I am working on the Bayesian infinitesimal jackknife, a technique for quickly approximating the frequentist covariance of Bayesian posterior expectations (see this blog post and this StanCon presentation). I’m looking for publicly available datasets and Stan models to try it out on, and wondered if the Stan forums have any suggestions for where to look.
The ideal applications are models and datsets with the following properties:
- A lot of exchangeable (conditionally independent) data points (ideally in the thousands of data points);
- A handful number of global parameters whose posterior means you’re interested in;
- A lot of parameters that you need to integrate out with MCMC (i.e., you couldn’t just get a good approximate fit with the Laplace approximation or with lme4);
- Some possibility of model misspecification.
All I need is the data, a model, and a description (in a paper or otherwise) of what the model is useful for. Rstanarm applications with random effects are also welcome.
I have already looked through the relevant datasets in the Stan examples; most are too small for the necessary asymptotics to kick in.
a lot for homework assignments. You can get the dataset from the Supplementary Information section (might require that you login from a MIT IP address). You can simplify things by considering (one of) the “Intent to Treat” models (which estimate the effect of winning the Oregon Medicaid lottery on voting, rather than the effect of subsequently enrolling in / utilizing Medicaid) and you can complicate things but adding predictors.
Thanks! I’m passingly familiar with the dataset for a different project I’m working on. But the published work I know just uses OLS. Which leads me to an honest question: on this dataset, for regressing outcomes on ITT + regressors, does Bayesian MCMC really give a practically different answer than OLS, or than a MAP-based Laplace approximation? (cf my third desideratum)

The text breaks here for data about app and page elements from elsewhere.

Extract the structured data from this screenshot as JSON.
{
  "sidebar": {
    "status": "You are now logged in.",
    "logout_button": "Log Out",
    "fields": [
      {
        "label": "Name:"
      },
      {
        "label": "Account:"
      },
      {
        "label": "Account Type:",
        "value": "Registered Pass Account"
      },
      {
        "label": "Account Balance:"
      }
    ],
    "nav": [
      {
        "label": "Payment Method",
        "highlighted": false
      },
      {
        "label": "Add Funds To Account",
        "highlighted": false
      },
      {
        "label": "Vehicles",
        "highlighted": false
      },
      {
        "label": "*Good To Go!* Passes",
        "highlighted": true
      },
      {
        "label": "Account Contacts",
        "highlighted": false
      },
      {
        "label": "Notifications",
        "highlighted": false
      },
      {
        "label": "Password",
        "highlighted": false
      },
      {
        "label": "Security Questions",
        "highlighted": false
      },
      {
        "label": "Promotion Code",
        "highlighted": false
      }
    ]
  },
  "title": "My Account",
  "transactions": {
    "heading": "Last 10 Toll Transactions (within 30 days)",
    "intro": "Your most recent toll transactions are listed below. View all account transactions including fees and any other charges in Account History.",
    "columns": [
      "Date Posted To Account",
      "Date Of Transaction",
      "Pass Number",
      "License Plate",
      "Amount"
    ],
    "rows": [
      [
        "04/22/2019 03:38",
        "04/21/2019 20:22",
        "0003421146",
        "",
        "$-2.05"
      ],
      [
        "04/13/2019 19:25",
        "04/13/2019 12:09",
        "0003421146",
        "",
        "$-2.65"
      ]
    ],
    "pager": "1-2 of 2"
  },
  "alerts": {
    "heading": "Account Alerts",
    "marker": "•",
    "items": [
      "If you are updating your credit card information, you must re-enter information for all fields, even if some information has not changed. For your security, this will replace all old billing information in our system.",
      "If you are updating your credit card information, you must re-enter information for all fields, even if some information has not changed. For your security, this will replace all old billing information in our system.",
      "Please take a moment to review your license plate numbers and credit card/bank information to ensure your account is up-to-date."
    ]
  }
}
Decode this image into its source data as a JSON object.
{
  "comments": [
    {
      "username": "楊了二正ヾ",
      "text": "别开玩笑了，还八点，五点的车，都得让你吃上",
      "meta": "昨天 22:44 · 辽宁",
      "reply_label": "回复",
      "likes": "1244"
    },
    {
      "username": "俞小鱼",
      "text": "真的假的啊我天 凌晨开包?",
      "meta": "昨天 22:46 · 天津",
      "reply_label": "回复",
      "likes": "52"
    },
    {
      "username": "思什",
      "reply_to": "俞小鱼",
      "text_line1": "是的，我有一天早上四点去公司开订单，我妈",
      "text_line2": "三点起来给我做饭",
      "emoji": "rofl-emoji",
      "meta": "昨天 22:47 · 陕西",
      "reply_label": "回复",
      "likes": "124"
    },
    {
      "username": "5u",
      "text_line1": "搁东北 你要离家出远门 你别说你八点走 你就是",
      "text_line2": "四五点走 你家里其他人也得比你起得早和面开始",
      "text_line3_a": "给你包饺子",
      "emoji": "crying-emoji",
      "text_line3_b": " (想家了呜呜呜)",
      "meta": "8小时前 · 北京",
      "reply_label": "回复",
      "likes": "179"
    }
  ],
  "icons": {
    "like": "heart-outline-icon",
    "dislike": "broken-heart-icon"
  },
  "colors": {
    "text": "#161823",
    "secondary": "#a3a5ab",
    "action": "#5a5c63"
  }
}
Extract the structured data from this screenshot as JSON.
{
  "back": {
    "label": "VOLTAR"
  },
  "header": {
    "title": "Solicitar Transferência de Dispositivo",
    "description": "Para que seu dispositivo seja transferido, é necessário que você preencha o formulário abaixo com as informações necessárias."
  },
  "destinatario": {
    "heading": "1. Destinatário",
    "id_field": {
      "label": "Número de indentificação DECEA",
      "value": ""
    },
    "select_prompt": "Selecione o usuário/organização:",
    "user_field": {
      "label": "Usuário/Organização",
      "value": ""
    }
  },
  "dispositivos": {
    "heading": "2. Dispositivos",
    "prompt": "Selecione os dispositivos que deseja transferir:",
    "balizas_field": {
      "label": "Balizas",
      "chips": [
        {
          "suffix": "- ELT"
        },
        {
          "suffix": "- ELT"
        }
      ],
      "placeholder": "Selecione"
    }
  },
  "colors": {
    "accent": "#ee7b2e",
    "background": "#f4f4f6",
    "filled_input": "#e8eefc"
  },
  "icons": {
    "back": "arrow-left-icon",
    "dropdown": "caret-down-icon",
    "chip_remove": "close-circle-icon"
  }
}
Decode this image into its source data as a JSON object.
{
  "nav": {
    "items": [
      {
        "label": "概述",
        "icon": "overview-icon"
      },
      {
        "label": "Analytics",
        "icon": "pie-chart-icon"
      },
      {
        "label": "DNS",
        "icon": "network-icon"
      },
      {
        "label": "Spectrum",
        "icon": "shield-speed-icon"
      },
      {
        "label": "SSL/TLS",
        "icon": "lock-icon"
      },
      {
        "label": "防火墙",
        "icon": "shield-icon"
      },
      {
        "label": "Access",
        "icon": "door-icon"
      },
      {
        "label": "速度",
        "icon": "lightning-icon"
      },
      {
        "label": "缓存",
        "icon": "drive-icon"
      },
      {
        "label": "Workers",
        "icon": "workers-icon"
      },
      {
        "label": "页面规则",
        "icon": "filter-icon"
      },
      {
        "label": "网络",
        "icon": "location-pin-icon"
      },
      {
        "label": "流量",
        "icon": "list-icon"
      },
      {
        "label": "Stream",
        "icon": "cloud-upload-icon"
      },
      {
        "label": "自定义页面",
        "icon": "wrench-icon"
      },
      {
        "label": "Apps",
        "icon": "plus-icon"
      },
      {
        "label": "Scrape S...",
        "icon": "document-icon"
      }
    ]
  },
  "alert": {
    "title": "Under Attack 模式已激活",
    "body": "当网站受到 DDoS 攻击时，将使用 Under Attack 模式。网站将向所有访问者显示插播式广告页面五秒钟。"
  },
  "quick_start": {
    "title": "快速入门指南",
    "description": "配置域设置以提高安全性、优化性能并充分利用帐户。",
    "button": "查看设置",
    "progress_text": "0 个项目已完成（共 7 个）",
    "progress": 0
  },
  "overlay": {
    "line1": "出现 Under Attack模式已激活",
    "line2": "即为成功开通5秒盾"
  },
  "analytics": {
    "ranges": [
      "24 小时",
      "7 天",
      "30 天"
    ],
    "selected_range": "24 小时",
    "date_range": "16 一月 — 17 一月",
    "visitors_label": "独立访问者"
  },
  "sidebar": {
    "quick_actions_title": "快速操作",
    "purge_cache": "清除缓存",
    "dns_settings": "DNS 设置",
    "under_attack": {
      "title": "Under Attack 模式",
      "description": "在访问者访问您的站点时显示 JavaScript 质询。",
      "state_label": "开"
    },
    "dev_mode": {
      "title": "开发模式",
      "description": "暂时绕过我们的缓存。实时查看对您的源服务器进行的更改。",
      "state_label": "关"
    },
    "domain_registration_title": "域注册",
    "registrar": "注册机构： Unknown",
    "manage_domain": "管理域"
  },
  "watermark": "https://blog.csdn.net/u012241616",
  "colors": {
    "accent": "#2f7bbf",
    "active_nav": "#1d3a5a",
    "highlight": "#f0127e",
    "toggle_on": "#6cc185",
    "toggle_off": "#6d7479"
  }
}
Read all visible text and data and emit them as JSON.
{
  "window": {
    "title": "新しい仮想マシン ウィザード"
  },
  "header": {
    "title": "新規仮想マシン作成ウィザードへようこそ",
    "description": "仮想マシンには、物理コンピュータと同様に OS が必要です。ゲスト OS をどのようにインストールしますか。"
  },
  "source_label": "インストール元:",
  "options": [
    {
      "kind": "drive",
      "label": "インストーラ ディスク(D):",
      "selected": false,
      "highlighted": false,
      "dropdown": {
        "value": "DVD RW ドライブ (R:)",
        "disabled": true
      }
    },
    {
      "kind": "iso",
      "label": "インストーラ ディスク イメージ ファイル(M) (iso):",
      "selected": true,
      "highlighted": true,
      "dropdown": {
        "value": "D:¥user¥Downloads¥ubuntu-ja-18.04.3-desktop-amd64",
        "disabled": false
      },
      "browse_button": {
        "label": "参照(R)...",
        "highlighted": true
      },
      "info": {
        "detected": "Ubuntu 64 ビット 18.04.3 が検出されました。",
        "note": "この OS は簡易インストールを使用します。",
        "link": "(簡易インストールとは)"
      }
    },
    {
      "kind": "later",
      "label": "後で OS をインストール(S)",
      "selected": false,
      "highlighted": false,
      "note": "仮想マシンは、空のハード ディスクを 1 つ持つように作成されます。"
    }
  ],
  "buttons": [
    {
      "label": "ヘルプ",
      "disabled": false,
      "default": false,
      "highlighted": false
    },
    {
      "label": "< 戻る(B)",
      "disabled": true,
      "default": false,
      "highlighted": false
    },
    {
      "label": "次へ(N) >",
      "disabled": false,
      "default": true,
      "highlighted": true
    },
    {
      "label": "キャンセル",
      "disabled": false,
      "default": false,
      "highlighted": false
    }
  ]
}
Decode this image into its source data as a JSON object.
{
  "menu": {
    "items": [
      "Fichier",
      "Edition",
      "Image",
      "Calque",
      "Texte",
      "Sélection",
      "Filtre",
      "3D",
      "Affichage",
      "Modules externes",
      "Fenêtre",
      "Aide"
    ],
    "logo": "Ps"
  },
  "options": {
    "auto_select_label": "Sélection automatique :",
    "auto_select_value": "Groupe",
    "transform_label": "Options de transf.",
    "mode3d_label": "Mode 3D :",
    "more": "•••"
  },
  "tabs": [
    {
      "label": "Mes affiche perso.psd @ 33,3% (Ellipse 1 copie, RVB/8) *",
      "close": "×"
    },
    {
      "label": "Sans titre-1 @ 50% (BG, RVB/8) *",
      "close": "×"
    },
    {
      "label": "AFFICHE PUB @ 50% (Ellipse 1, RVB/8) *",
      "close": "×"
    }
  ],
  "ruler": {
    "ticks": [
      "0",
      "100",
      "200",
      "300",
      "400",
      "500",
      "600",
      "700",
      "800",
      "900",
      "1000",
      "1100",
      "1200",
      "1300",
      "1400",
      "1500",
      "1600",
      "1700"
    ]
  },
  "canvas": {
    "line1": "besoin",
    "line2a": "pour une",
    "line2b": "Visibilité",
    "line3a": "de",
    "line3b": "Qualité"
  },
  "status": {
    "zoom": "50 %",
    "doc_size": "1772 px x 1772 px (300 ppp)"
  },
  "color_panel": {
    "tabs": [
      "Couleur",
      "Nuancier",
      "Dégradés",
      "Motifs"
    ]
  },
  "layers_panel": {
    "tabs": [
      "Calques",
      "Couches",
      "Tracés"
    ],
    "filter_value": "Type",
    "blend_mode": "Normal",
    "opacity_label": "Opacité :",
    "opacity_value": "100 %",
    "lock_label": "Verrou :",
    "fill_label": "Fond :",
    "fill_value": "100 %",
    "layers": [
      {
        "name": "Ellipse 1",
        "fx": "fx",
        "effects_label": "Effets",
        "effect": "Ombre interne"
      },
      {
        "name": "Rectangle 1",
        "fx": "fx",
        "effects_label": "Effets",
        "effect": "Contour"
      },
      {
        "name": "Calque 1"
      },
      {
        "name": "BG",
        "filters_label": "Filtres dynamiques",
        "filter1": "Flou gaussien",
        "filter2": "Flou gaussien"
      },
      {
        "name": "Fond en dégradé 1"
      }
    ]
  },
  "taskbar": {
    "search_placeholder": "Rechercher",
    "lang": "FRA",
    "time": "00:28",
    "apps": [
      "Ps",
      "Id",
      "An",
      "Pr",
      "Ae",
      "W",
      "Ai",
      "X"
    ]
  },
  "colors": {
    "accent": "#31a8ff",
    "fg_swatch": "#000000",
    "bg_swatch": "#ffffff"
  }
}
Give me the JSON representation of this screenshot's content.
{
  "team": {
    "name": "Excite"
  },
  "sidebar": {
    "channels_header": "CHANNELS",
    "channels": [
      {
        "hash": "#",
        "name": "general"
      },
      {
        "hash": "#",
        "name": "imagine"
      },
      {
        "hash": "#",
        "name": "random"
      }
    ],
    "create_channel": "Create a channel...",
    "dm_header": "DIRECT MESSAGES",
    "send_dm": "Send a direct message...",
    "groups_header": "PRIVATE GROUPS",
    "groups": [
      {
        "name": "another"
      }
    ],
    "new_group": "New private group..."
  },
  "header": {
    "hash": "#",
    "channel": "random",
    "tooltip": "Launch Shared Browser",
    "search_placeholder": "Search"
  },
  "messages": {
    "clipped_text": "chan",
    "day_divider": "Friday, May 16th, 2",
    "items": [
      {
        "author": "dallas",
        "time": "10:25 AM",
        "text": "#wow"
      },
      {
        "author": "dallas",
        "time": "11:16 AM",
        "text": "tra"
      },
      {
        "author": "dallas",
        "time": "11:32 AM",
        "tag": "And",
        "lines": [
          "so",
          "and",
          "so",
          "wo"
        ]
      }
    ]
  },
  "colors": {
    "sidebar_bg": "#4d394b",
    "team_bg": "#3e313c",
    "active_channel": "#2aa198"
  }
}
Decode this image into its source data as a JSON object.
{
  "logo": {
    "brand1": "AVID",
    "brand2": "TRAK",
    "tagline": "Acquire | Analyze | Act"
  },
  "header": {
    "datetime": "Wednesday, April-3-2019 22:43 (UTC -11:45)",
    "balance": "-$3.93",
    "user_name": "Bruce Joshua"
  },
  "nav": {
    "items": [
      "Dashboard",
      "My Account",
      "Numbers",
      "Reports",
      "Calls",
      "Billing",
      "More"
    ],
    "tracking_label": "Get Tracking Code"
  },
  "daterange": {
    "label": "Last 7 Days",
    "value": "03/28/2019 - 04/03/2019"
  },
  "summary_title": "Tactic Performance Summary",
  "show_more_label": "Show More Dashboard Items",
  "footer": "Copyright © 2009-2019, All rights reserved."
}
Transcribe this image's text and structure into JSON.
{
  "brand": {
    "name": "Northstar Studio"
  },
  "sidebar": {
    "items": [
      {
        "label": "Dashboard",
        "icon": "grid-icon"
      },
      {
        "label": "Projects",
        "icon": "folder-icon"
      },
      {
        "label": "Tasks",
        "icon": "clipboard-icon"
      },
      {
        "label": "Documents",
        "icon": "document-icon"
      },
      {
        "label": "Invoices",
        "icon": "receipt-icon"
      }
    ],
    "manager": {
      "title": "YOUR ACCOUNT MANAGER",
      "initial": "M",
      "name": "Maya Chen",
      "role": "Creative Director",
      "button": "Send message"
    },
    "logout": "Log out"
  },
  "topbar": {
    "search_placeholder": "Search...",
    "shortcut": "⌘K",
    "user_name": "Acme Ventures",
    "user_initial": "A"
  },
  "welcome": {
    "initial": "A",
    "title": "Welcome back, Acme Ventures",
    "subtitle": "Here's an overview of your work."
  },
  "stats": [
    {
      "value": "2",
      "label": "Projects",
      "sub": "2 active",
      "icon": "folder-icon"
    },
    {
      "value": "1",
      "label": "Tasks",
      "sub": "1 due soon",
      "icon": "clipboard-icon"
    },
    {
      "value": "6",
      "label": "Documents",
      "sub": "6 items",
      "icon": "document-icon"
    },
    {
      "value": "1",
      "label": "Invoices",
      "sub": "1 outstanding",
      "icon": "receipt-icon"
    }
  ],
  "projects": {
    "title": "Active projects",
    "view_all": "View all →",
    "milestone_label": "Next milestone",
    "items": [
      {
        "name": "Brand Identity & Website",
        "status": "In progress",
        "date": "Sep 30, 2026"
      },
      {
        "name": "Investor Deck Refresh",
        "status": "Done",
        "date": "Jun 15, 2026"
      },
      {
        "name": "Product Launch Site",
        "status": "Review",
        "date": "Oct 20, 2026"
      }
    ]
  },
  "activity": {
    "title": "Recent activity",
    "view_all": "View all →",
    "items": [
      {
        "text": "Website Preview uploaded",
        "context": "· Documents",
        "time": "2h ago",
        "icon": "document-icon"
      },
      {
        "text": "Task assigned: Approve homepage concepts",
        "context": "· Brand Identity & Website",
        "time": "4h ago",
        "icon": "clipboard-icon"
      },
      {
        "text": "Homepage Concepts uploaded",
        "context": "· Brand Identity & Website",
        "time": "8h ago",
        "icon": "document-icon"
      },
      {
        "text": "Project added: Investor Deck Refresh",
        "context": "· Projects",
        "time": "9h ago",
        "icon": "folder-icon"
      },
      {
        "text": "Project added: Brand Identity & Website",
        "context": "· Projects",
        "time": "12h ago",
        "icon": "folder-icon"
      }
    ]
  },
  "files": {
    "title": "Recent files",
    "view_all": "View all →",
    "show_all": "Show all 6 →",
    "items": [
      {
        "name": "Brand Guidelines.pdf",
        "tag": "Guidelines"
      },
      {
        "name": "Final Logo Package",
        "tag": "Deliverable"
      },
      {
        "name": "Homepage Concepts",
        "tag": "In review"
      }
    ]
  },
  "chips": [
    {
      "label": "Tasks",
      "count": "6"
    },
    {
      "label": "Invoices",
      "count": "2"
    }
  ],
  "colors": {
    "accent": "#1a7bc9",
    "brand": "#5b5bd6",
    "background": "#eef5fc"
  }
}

I would say that most of the estimation techniques tend to be not very precise but favoring slightly positive effects for some outcome variables. Whether an estimate is or is not significant by conventional standards tends to depend on the details of the model.
There is a movement among experimentalists to use OLS or 2SLS because the estimated coefficient on the causal variable is unbiased across datasets for a given vector of treatment assignments (which, to me, seems like an absurd hypothetical in this and most other cases) . And they don’t want to use logit / probit / selection models even when everything is binary because the inverse link function might be wrong. It would be nice if your method could be used to show when the inverse link function was wrong.
Also, the authors would insist that it is “wrong” to ignore household size because the lottery was such that if anyone in a household was selected by the lottery then everyone in the household became eligible for Medicaid. Thus, larger households have better chances. However, in practice household size is not associated very strongly with voting, which raises the question of whether the results ignoring household size, in practice, are wrong?
It would be nice if your method could be used to show when the inverse link function was wrong.
Thanks for the careful responses!
That’s an interesting idea. But you would not need to run MCMC to simple detect misspecification in this way — in frequentist models, too, the asymptotic variances under correct specification and misspecification differ. You would just run logistic regression in lme4, and compare the sandwich covariance with the inverse Hessian.
I think the best motiviation would be cases where you believe your Bayesian model in Stan is misspecified, but you still want to use it, because it’s less misspecified in some practical sense than what you’d need to do in the corresponding optimization-based procedure. If I understood you right, it sounds like you might suggesting that probit / logit regression on this dataset could be one such a case?